*** Excerpted records ***

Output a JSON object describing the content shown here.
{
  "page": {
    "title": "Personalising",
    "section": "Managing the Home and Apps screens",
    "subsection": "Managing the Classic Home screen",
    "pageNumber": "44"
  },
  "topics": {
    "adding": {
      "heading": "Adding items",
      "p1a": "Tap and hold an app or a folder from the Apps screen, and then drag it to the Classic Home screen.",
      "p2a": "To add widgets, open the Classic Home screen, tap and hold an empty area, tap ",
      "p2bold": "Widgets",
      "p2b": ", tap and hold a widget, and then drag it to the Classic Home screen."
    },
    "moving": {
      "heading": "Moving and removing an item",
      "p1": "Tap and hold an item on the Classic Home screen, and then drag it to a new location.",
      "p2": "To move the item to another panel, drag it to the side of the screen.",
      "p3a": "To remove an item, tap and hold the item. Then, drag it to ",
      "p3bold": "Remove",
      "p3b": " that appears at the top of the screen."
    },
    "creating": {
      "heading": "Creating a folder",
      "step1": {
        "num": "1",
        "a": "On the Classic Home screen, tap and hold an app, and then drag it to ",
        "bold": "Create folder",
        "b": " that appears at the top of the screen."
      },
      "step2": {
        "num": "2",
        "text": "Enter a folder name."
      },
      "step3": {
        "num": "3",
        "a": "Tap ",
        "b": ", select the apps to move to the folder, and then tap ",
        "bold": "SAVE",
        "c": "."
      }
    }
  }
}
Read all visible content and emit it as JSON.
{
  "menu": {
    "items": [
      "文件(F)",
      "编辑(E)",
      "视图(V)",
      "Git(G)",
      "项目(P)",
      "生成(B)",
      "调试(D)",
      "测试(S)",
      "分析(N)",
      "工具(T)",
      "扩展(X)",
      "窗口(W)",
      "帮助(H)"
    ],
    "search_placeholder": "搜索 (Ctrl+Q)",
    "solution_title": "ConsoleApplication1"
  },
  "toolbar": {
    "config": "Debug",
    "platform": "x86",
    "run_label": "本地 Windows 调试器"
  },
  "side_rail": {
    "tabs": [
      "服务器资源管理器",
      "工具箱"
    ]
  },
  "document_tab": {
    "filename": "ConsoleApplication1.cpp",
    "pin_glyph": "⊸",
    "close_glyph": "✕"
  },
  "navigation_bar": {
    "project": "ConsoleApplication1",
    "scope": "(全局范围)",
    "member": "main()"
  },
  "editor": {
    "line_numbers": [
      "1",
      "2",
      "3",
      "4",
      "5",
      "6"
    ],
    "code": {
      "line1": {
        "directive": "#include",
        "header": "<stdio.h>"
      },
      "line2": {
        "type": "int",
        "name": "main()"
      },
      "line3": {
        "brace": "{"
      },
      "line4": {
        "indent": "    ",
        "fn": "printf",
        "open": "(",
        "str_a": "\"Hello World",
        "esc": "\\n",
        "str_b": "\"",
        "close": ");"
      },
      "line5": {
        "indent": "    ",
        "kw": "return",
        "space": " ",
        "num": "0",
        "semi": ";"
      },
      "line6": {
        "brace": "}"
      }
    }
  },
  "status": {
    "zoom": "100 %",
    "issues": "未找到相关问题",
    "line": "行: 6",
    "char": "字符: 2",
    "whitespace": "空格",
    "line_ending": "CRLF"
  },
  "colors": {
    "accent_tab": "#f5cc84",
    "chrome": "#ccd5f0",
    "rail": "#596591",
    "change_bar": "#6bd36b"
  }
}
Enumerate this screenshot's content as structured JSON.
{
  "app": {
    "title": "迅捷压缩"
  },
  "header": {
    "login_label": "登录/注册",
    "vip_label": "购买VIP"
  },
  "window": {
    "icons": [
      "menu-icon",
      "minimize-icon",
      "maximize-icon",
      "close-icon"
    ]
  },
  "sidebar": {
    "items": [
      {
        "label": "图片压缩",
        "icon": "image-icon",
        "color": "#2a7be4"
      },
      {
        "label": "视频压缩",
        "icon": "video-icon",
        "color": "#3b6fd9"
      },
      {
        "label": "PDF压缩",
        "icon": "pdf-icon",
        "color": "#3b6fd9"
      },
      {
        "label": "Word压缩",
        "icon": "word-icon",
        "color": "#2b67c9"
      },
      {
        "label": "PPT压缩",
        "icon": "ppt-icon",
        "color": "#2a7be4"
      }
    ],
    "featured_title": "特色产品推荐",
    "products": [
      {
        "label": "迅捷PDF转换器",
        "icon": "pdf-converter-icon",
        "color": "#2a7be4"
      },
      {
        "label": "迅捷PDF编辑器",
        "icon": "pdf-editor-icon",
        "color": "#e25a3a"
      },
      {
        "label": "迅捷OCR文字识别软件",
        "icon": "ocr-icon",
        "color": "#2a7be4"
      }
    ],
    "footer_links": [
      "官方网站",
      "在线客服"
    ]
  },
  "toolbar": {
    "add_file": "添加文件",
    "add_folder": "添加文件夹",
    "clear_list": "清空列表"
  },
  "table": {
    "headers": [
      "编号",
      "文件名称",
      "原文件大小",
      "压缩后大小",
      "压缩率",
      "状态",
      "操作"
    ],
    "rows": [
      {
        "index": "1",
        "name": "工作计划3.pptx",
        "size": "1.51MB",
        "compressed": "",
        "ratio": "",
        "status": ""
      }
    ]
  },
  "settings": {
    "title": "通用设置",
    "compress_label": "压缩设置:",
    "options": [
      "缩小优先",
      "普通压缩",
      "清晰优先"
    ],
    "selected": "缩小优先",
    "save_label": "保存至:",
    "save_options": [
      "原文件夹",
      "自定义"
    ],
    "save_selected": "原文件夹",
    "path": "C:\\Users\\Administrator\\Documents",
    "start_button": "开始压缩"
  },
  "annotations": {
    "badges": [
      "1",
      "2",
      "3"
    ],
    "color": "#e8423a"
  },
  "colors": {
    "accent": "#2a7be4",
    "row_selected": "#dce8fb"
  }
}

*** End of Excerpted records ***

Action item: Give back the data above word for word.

Result:
Output a JSON object describing the content shown here.
{
  "page": {
    "title": "Personalising",
    "section": "Managing the Home and Apps screens",
    "subsection": "Managing the Classic Home screen",
    "pageNumber": "44"
  },
  "topics": {
    "adding": {
      "heading": "Adding items",
      "p1a": "Tap and hold an app or a folder from the Apps screen, and then drag it to the Classic Home screen.",
      "p2a": "To add widgets, open the Classic Home screen, tap and hold an empty area, tap ",
      "p2bold": "Widgets",
      "p2b": ", tap and hold a widget, and then drag it to the Classic Home screen."
    },
    "moving": {
      "heading": "Moving and removing an item",
      "p1": "Tap and hold an item on the Classic Home screen, and then drag it to a new location.",
      "p2": "To move the item to another panel, drag it to the side of the screen.",
      "p3a": "To remove an item, tap and hold the item. Then, drag it to ",
      "p3bold": "Remove",
      "p3b": " that appears at the top of the screen."
    },
    "creating": {
      "heading": "Creating a folder",
      "step1": {
        "num": "1",
        "a": "On the Classic Home screen, tap and hold an app, and then drag it to ",
        "bold": "Create folder",
        "b": " that appears at the top of the screen."
      },
      "step2": {
        "num": "2",
        "text": "Enter a folder name."
      },
      "step3": {
        "num": "3",
        "a": "Tap ",
        "b": ", select the apps to move to the folder, and then tap ",
        "bold": "SAVE",
        "c": "."
      }
    }
  }
}
Read all visible content and emit it as JSON.
{
  "menu": {
    "items": [
      "文件(F)",
      "编辑(E)",
      "视图(V)",
      "Git(G)",
      "项目(P)",
      "生成(B)",
      "调试(D)",
      "测试(S)",
      "分析(N)",
      "工具(T)",
      "扩展(X)",
      "窗口(W)",
      "帮助(H)"
    ],
    "search_placeholder": "搜索 (Ctrl+Q)",
    "solution_title": "ConsoleApplication1"
  },
  "toolbar": {
    "config": "Debug",
    "platform": "x86",
    "run_label": "本地 Windows 调试器"
  },
  "side_rail": {
    "tabs": [
      "服务器资源管理器",
      "工具箱"
    ]
  },
  "document_tab": {
    "filename": "ConsoleApplication1.cpp",
    "pin_glyph": "⊸",
    "close_glyph": "✕"
  },
  "navigation_bar": {
    "project": "ConsoleApplication1",
    "scope": "(全局范围)",
    "member": "main()"
  },
  "editor": {
    "line_numbers": [
      "1",
      "2",
      "3",
      "4",
      "5",
      "6"
    ],
    "code": {
      "line1": {
        "directive": "#include",
        "header": "<stdio.h>"
      },
      "line2": {
        "type": "int",
        "name": "main()"
      },
      "line3": {
        "brace": "{"
      },
      "line4": {
        "indent": "    ",
        "fn": "printf",
        "open": "(",
        "str_a": "\"Hello World",
        "esc": "\\n",
        "str_b": "\"",
        "close": ");"
      },
      "line5": {
        "indent": "    ",
        "kw": "return",
        "space": " ",
        "num": "0",
        "semi": ";"
      },
      "line6": {
        "brace": "}"
      }
    }
  },
  "status": {
    "zoom": "100 %",
    "issues": "未找到相关问题",
    "line": "行: 6",
    "char": "字符: 2",
    "whitespace": "空格",
    "line_ending": "CRLF"
  },
  "colors": {
    "accent_tab": "#f5cc84",
    "chrome": "#ccd5f0",
    "rail": "#596591",
    "change_bar": "#6bd36b"
  }
}
Enumerate this screenshot's content as structured JSON.
{
  "app": {
    "title": "迅捷压缩"
  },
  "header": {
    "login_label": "登录/注册",
    "vip_label": "购买VIP"
  },
  "window": {
    "icons": [
      "menu-icon",
      "minimize-icon",
      "maximize-icon",
      "close-icon"
    ]
  },
  "sidebar": {
    "items": [
      {
        "label": "图片压缩",
        "icon": "image-icon",
        "color": "#2a7be4"
      },
      {
        "label": "视频压缩",
        "icon": "video-icon",
        "color": "#3b6fd9"
      },
      {
        "label": "PDF压缩",
        "icon": "pdf-icon",
        "color": "#3b6fd9"
      },
      {
        "label": "Word压缩",
        "icon": "word-icon",
        "color": "#2b67c9"
      },
      {
        "label": "PPT压缩",
        "icon": "ppt-icon",
        "color": "#2a7be4"
      }
    ],
    "featured_title": "特色产品推荐",
    "products": [
      {
        "label": "迅捷PDF转换器",
        "icon": "pdf-converter-icon",
        "color": "#2a7be4"
      },
      {
        "label": "迅捷PDF编辑器",
        "icon": "pdf-editor-icon",
        "color": "#e25a3a"
      },
      {
        "label": "迅捷OCR文字识别软件",
        "icon": "ocr-icon",
        "color": "#2a7be4"
      }
    ],
    "footer_links": [
      "官方网站",
      "在线客服"
    ]
  },
  "toolbar": {
    "add_file": "添加文件",
    "add_folder": "添加文件夹",
    "clear_list": "清空列表"
  },
  "table": {
    "headers": [
      "编号",
      "文件名称",
      "原文件大小",
      "压缩后大小",
      "压缩率",
      "状态",
      "操作"
    ],
    "rows": [
      {
        "index": "1",
        "name": "工作计划3.pptx",
        "size": "1.51MB",
        "compressed": "",
        "ratio": "",
        "status": ""
      }
    ]
  },
  "settings": {
    "title": "通用设置",
    "compress_label": "压缩设置:",
    "options": [
      "缩小优先",
      "普通压缩",
      "清晰优先"
    ],
    "selected": "缩小优先",
    "save_label": "保存至:",
    "save_options": [
      "原文件夹",
      "自定义"
    ],
    "save_selected": "原文件夹",
    "path": "C:\\Users\\Administrator\\Documents",
    "start_button": "开始压缩"
  },
  "annotations": {
    "badges": [
      "1",
      "2",
      "3"
    ],
    "color": "#e8423a"
  },
  "colors": {
    "accent": "#2a7be4",
    "row_selected": "#dce8fb"
  }
}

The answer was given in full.